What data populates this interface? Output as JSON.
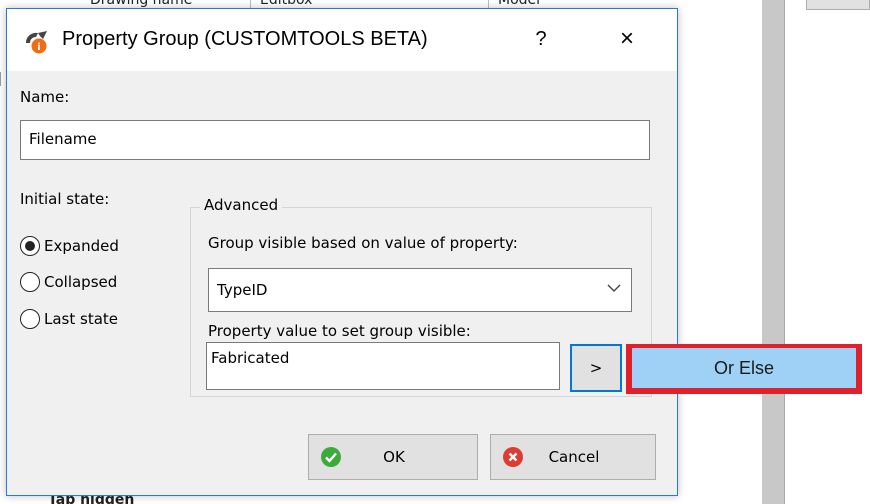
{
  "background": {
    "grid_headers": [
      "Drawing name",
      "Editbox",
      "Model"
    ],
    "bottom_text": "Tab hidden"
  },
  "dialog": {
    "title": "Property Group (CUSTOMTOOLS BETA)",
    "help_label": "?",
    "close_label": "×",
    "app_icon": "customtools-logo-icon",
    "name_label": "Name:",
    "name_value": "Filename",
    "initial_state_label": "Initial state:",
    "states": [
      {
        "label": "Expanded",
        "checked": true
      },
      {
        "label": "Collapsed",
        "checked": false
      },
      {
        "label": "Last state",
        "checked": false
      }
    ],
    "advanced": {
      "legend": "Advanced",
      "visible_label": "Group visible based on value of property:",
      "property_selected": "TypeID",
      "value_label": "Property value to set group visible:",
      "value_text": "Fabricated",
      "add_button_label": ">",
      "or_else_label": "Or Else"
    },
    "ok_label": "OK",
    "cancel_label": "Cancel"
  },
  "colors": {
    "accent": "#0078d7",
    "highlight_border": "#e0202a",
    "or_else_bg": "#9fd0f6"
  }
}
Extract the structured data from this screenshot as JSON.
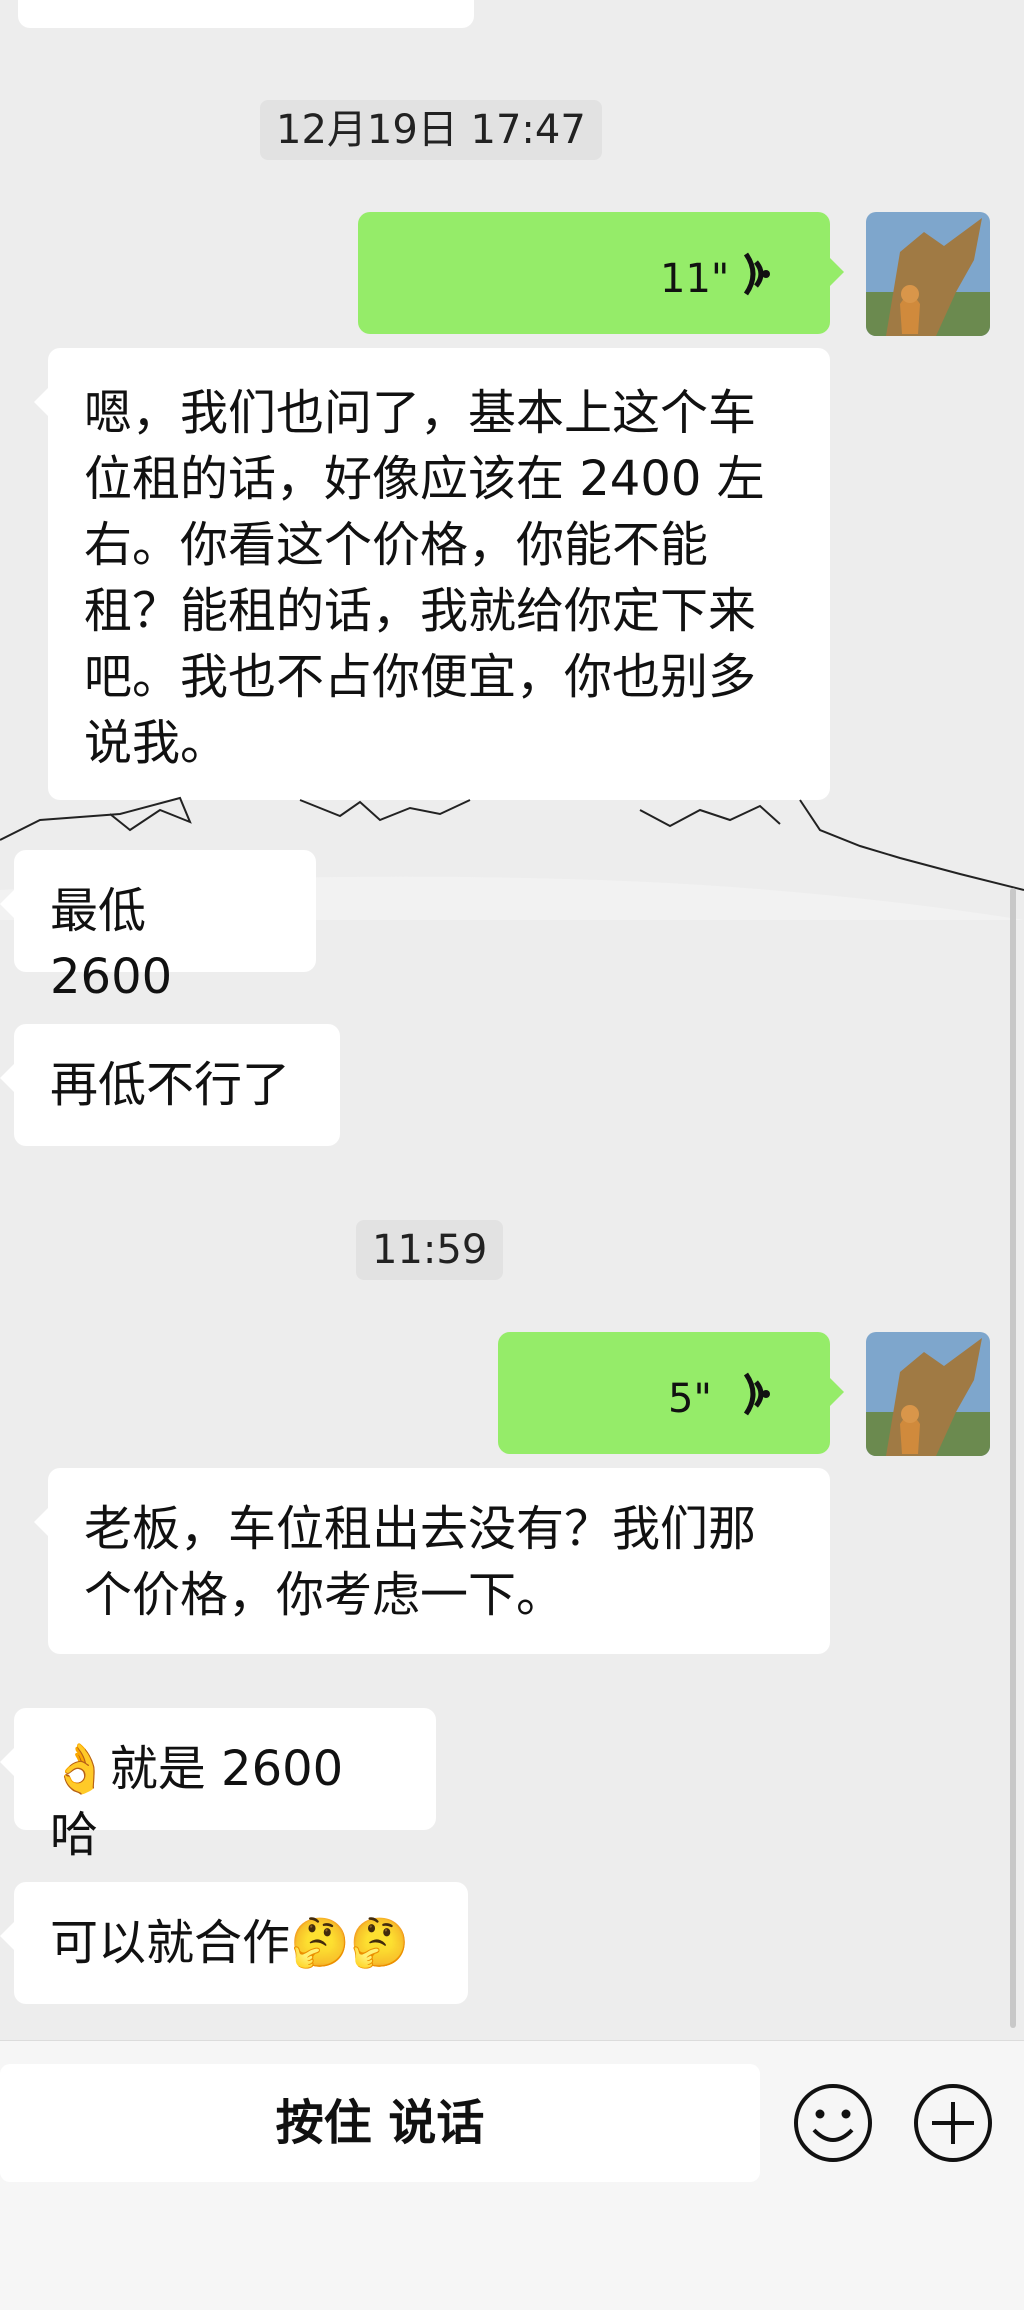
{
  "timestamps": [
    "12月19日 17:47",
    "11:59"
  ],
  "voice_messages": [
    {
      "duration": "11\""
    },
    {
      "duration": "5\""
    }
  ],
  "messages": [
    {
      "text": "嗯，我们也问了，基本上这个车位租的话，好像应该在2400左右。你看这个价格，你能不能租？能租的话，我就给你定下来吧。我也不占你便宜，你也别多说我。",
      "lines": [
        "嗯，我们也问了，基本上这个车",
        "位租的话，好像应该在 2400 左",
        "右。你看这个价格，你能不能",
        "租？能租的话，我就给你定下来",
        "吧。我也不占你便宜，你也别多",
        "说我。"
      ]
    },
    {
      "text": "最低 2600"
    },
    {
      "text": "再低不行了"
    },
    {
      "text": "老板，车位租出去没有？我们那个价格，你考虑一下。",
      "lines": [
        "老板，车位租出去没有？我们那",
        "个价格，你考虑一下。"
      ]
    },
    {
      "emoji": "👌",
      "text": "就是 2600 哈"
    },
    {
      "text": "可以就合作",
      "emoji": "🤔🤔"
    }
  ],
  "input_bar": {
    "talk_label": "按住 说话",
    "emoji_icon": "smile-icon",
    "add_icon": "plus-icon"
  },
  "colors": {
    "sent_bubble": "#95ec69",
    "received_bubble": "#ffffff",
    "background": "#ededed"
  }
}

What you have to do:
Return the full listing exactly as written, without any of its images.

Expected answer:
What data populates this interface? Output as JSON.
{
  "background": {
    "grid_headers": [
      "Drawing name",
      "Editbox",
      "Model"
    ],
    "bottom_text": "Tab hidden"
  },
  "dialog": {
    "title": "Property Group (CUSTOMTOOLS BETA)",
    "help_label": "?",
    "close_label": "×",
    "app_icon": "customtools-logo-icon",
    "name_label": "Name:",
    "name_value": "Filename",
    "initial_state_label": "Initial state:",
    "states": [
      {
        "label": "Expanded",
        "checked": true
      },
      {
        "label": "Collapsed",
        "checked": false
      },
      {
        "label": "Last state",
        "checked": false
      }
    ],
    "advanced": {
      "legend": "Advanced",
      "visible_label": "Group visible based on value of property:",
      "property_selected": "TypeID",
      "value_label": "Property value to set group visible:",
      "value_text": "Fabricated",
      "add_button_label": ">",
      "or_else_label": "Or Else"
    },
    "ok_label": "OK",
    "cancel_label": "Cancel"
  },
  "colors": {
    "accent": "#0078d7",
    "highlight_border": "#e0202a",
    "or_else_bg": "#9fd0f6"
  }
}
Extract the structured data from this screenshot as JSON.
{
  "timestamps": [
    "12月19日 17:47",
    "11:59"
  ],
  "voice_messages": [
    {
      "duration": "11\""
    },
    {
      "duration": "5\""
    }
  ],
  "messages": [
    {
      "text": "嗯，我们也问了，基本上这个车位租的话，好像应该在2400左右。你看这个价格，你能不能租？能租的话，我就给你定下来吧。我也不占你便宜，你也别多说我。",
      "lines": [
        "嗯，我们也问了，基本上这个车",
        "位租的话，好像应该在 2400 左",
        "右。你看这个价格，你能不能",
        "租？能租的话，我就给你定下来",
        "吧。我也不占你便宜，你也别多",
        "说我。"
      ]
    },
    {
      "text": "最低 2600"
    },
    {
      "text": "再低不行了"
    },
    {
      "text": "老板，车位租出去没有？我们那个价格，你考虑一下。",
      "lines": [
        "老板，车位租出去没有？我们那",
        "个价格，你考虑一下。"
      ]
    },
    {
      "emoji": "👌",
      "text": "就是 2600 哈"
    },
    {
      "text": "可以就合作",
      "emoji": "🤔🤔"
    }
  ],
  "input_bar": {
    "talk_label": "按住 说话",
    "emoji_icon": "smile-icon",
    "add_icon": "plus-icon"
  },
  "colors": {
    "sent_bubble": "#95ec69",
    "received_bubble": "#ffffff",
    "background": "#ededed"
  }
}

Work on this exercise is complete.